Is circovirus responsible for illness in those Ohio dogs?

Circovirus was recently detected in the stool from one dog in Ohio with vomiting, bloody diarrhea, and lethargy. This is the first time dog circovirus has been identified in that state, however, it is unclear as to whether or not circovirus played a role in that case. Remember, circovirus has been found in the stool of perfectly healthy dogs.  It is possible based on evidence in pigs and on research done in California that circovirus is more likely to cause symptoms when there are other infectious diseases present in the same dog. In summary, circovirus has NOT been confirmed as a cause of illness/death in dogs in Ohio.

What are the signs of infection?

Ohio veterinarians have reported several dogs that have presented with severe vomiting and bloody diarrhea and some of these animals have died.  The signs quickly start making the animal very ill. Hospitalization for intravenous fluids and nursing care is often required for recovery.

Melrose

What should I do?

There are many causes of vomiting and diarrhea in dogs. Some result in only mild symptoms whereas others result in life-threatening disease. If your dog is vomiting or has diarrhea, contact your family veterinarian or the Veterinary Medical Center.  Depending on the severity you may be encouraged to bring your pet in to be examined by a doctor. Hesitating to seek veterinary care could allow your pet to become more ill, potentially resulting in an increased cost and worsened outcome.  In particular, if your pet’s vomit and/or feces contains frank red blood or looks like brown coffee-grounds, if your pet will not eat, or if he/she is weak or collapses, you should seek veterinary attention immediately.
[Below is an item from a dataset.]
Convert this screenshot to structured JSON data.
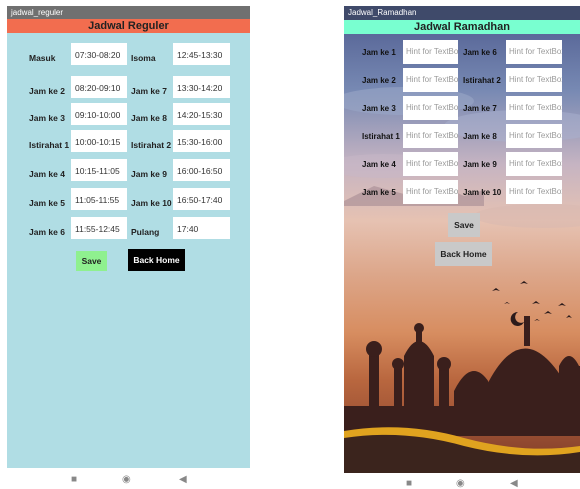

How can I protect my dog?

There is still a lot we do not know about circovirus in dogs. Although there is no vaccine for this virus, there are several measures you can take to protect your dog from infectious causes of vomiting and diarrhea in general. First, do not allow your dog to have contact with sick dogs. Many viruses and bacteria that cause diarrhea in dogs are spread through the mouth and nose during normal interactions with other pets and feces. Equally important, do not allow your sick dog to come into contact with other pets until he/she is fully recovered. Cleaning up after your pet immediately after elimination is always encouraged to help minimize the spread of disease. Finally, maintaining a yearly preventative health schedule with your veterinarian helps minimize the risk of other infectious diseases that could worsen clinical signs if your dog were to come into contact with circovirus.

In conclusion, there is little evidence that circovirus is a risk to dogs in Central New York at this time. There is no need to change your daily routine with your pet.  However, if they develop vomiting or diarrhea, do not hesitate to contact your family veterinarian or call the Veterinary Medical Center at 315-446-7933.

Heather White

This blog post written by Dr. Heather White, DVM, DACVIM- Specialist in Veterinary Internal Medicine at VMC of CNY

 

 

We Will Remember

September 11
September 11

September 11, 2001 ~ A day that for many at SDF defines why we do the job we do, whether it be behind a desk, driving a fire engine or training a Search Dog. Today we remember the men and women who lost their lives 11 years ago today and the brave first responders who responded to the call for help that day. 13 SDF teams joined Canine Disaster Search Teams from across the country to help in the rescue efforts and though all 13 canines have crossed the Rainbow Bridge, we salute all of our nation's Search Teams who are following in their pawprints. We have not forgotten. We will never forget.